My Future World Vision

The first day of the Principles of Successful Living class, when Dr. Chris Michaels explained about what the requirements for this final project were, I was a bit perplexed. Being a Software Architect/Engineer for 15 years I have a very logical mind. I have always been interested in what futurists have to say about where we are heading as a race. You see, when I was a senior in high school we read the book Future Shock by Alvin Toffler and I was hooked. Since then I have read or watched whatever I could find by futurists. I have put considerable thought into this subject. I had to think hard to support some of the claims made by these futurists, with personal life experience, as well as things I think align with these, I guess call them projections of predictions. Of course I had to do this in a way that ties the fundamentals of what we have been learning from Dr. Chris into the equation.

In 2001 I was living and working in New York City, with my husband of 12 years at the time. We were both making a ridiculous amount of money. We had a car (in New York City that is a big expense), and apartment that was free and clear in Greenwich Village, as well as a cabin in the country. We were plugged in, totally hooked by the whole system, and were what most people would consider highly successful, yet we had little time for enjoying what we had. The stress and pressures were beginning to wear on us, we both worked 80+ hours a week, and when not at work we were tied to our Blackberries. Then September 11 happened and everything changed. All of the things we had acquired, all of the security the money helped us to feel was gone, it became secondary.

My whole world was torn apart, and suddenly nothing was the same anymore, it was the beginning of a tremendous shift in my awareness about what was truly important. But it wasn’t necessarily the event that shifted things for me; it was what happened in the city as a result of this tragedy.

New York City has millions of people living there on that island, but it can also be the coldest, loneliest place in the world. People will step over you, and not even notice you are there. But the weeks following 9/11 were miraculous. The care and concern, the love, the interaction and the comforting that I saw and experienced has forever changed my life. People you would see every day, for years, who never spoke a word to you before, were suddenly asking you how you are feeling. Spirit was truly shining for those two weeks. It was heartbreaking as it slowly faded, but my vision for the future is based on what I experienced in that city after that tragedy, a loving kind society; I was witness to a compassionate place that already exists deep within our hearts, deep within Humanity.

Is this kind of world vision even possible? I believe it is, but not with the system we currently have in place, I mean it is already on a slippery slope. One future vision that futurists see, one that I align with, is a cooperative society, where we use technology to eliminate the need for a daily work grind, and instead individuals will contribute a few hours each week to keep it all up and running. Resources and talents are freely shared. An increased focus on art, music, creative individual expression, and continuous education is realized. Renewable energy sources, such as wind and solar would solve many problems we currently are facing, most importantly our environmental ones. This is all possible, but not with the current monetary system our world is based on. Futurists say that if all the wealth in the world was evenly distributed, we would have an amazingly high standard of living. Money overrides everything, and like New York City in November, people easily forgot what was important.

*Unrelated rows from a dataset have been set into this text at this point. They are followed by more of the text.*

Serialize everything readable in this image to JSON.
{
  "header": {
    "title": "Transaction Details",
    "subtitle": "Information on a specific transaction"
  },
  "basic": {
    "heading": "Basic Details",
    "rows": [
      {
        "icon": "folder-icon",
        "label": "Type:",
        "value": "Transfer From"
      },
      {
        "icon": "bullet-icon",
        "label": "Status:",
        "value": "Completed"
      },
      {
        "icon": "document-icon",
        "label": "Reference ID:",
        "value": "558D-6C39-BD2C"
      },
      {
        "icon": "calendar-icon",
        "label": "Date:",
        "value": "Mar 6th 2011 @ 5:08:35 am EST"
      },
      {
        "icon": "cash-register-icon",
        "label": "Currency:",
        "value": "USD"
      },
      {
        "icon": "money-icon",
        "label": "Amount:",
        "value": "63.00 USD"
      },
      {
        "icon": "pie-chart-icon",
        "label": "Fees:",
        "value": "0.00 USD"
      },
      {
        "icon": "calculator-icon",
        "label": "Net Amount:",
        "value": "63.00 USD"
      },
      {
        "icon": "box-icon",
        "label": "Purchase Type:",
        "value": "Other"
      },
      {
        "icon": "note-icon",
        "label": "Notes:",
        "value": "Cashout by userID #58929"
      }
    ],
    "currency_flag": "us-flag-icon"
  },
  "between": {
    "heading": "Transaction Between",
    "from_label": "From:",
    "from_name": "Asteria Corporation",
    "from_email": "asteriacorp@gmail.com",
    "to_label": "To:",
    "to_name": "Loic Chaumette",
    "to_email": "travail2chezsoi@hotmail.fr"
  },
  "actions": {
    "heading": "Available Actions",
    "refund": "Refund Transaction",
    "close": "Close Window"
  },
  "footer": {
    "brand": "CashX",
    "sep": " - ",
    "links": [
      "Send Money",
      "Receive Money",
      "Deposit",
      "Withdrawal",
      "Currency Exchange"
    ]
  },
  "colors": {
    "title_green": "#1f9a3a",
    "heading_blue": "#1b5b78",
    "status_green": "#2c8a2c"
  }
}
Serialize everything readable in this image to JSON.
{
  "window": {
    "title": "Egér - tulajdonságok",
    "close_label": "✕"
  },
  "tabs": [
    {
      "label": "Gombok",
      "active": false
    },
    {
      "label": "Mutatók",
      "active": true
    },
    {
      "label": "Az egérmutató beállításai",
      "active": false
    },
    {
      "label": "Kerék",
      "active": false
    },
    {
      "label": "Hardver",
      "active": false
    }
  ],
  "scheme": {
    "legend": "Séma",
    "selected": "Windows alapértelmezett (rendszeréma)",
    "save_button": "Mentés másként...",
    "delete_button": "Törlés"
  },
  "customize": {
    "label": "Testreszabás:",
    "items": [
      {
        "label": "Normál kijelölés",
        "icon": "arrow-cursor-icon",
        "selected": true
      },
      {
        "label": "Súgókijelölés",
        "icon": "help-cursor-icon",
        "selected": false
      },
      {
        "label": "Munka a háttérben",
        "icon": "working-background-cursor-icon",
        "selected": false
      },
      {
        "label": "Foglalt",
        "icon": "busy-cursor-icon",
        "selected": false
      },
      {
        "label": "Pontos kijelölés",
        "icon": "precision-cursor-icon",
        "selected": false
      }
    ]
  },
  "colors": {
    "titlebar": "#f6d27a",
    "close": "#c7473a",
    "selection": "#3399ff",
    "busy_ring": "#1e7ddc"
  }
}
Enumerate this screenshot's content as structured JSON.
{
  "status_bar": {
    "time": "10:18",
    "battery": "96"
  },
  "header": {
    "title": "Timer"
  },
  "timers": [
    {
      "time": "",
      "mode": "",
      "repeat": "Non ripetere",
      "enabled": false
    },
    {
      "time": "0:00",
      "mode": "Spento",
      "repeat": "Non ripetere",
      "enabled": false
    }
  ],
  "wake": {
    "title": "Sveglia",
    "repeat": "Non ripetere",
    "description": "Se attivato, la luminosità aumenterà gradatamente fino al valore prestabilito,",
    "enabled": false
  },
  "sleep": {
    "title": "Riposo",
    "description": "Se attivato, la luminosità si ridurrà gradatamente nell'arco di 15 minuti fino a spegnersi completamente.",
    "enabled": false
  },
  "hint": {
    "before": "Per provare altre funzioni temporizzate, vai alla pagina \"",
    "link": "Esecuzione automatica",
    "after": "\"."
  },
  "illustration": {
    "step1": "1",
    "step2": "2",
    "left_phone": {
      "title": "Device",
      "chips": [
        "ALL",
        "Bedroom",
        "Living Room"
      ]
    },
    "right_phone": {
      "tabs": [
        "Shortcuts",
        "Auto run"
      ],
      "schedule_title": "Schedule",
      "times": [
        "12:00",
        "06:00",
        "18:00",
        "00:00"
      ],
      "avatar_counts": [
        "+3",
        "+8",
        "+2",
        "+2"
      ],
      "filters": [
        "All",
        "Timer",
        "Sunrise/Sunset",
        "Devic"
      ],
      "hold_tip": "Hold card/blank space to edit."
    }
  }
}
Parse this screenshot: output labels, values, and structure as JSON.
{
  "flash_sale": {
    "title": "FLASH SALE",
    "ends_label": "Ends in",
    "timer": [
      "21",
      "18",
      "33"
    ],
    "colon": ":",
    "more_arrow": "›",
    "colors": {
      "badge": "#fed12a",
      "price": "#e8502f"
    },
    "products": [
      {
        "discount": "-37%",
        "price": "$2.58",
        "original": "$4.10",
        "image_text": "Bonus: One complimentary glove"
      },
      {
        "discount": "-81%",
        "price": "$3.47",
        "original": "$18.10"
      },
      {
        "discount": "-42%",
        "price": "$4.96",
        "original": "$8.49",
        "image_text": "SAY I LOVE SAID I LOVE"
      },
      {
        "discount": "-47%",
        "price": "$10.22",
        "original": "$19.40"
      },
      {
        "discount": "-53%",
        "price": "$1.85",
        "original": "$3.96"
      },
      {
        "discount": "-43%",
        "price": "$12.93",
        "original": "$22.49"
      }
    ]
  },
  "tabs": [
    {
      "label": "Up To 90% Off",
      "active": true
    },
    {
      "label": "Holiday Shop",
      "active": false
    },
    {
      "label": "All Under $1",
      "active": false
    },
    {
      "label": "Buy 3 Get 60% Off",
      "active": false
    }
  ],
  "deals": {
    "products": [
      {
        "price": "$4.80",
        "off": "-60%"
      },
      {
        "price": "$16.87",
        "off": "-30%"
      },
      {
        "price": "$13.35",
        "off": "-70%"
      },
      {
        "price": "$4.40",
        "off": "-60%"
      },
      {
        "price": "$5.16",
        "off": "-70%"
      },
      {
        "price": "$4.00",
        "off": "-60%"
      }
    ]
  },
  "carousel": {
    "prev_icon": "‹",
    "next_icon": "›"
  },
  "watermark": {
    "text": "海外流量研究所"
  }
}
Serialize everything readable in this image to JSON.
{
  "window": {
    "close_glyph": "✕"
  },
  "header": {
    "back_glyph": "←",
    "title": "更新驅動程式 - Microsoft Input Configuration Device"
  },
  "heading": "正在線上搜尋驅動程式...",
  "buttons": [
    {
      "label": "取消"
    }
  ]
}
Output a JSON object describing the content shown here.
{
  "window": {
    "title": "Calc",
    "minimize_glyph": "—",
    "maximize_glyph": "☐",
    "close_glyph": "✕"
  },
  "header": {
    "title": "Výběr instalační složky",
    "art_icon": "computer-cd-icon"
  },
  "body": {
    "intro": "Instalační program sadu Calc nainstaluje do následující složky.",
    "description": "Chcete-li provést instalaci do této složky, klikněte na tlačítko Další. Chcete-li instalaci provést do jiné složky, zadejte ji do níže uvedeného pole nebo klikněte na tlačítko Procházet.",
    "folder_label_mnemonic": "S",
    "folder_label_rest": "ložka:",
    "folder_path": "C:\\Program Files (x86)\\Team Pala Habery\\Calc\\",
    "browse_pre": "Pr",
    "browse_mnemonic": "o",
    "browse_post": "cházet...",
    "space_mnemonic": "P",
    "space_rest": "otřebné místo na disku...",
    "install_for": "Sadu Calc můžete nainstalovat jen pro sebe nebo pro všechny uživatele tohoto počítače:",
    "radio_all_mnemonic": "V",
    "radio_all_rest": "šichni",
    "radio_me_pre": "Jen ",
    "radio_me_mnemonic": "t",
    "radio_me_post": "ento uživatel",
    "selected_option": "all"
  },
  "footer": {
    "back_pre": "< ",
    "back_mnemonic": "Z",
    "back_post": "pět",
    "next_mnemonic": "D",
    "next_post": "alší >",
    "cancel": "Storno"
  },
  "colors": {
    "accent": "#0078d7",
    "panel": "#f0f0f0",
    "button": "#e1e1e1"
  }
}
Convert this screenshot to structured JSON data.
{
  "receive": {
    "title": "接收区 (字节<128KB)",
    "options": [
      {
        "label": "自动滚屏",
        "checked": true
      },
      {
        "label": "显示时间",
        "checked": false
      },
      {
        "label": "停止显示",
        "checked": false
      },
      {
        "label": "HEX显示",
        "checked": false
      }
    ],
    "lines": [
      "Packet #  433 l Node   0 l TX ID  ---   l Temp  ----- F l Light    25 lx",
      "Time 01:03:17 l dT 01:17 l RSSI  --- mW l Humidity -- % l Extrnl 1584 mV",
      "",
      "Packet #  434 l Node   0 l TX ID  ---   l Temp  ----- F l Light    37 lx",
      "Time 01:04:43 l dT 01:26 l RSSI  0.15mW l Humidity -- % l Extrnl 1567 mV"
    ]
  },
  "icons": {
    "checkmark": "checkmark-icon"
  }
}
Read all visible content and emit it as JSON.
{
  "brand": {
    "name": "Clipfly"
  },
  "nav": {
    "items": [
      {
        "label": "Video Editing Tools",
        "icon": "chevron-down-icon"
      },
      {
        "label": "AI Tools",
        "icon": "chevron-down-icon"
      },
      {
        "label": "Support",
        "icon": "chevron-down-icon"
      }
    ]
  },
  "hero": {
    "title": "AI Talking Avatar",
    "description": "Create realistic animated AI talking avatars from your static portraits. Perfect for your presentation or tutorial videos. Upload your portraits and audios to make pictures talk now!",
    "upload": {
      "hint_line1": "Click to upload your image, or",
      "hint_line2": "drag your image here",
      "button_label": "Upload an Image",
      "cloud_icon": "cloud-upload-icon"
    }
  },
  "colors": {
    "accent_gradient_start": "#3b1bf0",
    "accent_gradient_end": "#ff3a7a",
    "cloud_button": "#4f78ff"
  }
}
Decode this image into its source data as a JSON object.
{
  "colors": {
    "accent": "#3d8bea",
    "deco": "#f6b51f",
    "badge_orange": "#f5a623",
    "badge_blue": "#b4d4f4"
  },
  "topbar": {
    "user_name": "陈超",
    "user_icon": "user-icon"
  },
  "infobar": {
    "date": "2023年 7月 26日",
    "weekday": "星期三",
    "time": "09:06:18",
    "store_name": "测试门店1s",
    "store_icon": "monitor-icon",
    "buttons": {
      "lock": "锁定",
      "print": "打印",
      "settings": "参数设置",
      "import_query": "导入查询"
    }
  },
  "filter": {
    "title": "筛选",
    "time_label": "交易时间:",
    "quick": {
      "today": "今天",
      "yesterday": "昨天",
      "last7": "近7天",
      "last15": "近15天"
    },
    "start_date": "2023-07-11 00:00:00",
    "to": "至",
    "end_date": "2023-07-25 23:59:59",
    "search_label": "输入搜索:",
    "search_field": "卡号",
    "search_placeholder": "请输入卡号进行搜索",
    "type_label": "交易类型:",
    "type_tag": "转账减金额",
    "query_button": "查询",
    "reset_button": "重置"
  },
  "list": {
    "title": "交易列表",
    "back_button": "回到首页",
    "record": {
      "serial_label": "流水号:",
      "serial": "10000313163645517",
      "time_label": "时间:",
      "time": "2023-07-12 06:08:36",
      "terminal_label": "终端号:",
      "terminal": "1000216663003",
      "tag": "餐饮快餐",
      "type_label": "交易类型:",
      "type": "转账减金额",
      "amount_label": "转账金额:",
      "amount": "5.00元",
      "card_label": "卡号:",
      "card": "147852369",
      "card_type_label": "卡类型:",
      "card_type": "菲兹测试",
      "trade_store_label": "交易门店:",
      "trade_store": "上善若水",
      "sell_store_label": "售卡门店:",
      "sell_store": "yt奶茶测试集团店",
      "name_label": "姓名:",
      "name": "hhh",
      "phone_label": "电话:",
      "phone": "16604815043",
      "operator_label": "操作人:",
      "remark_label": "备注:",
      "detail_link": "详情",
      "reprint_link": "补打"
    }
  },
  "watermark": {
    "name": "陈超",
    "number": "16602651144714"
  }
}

Many of you may think this is not possible. Surely most of the friends I have discussed this with since the beginning of class, have aggressively said that it will never happen. But if we look closely enough, we can see places where we are moving towards a cooperative society. When I worked at The Blackstone Group in NYC, I was managing large groups of software developers. We were sent to a class to learn how to better manage the younger generations, because it was becoming an issue. One of the things I learned at this seminar was the younger generations would rather be rewarded with time off, rather than money. Really?? Think about that. Clearly this is indicative of a change of view, some say it’s a lax work ethic, but I believe that they see what is truly of value. To me I see an evolutionary raising of consciousness.

Uber and are primary examples of cooperative resource sharing, although these exist within our current monetary system. Websites exist where people can lend or borrow tools and all sorts of things. Pay it forward websites exist where people give things away instead of throwing them in the garbage. People on social media often do house or apartment swapping with people who want to travel to where they live. Hotels are losing, and individuals are winning, providing a better value and service. Within our community at CSL we clearly can create a cooperative system where we share talents and resources to make it easier for us all. In my heart I believe what Anne Frank wrote in the darkest of times. “Despite everything, I believe that people are really good at heart”. I experienced it those few weeks in September.

A loving kind cooperative society is my future vision for the world.

Thomas Pessolano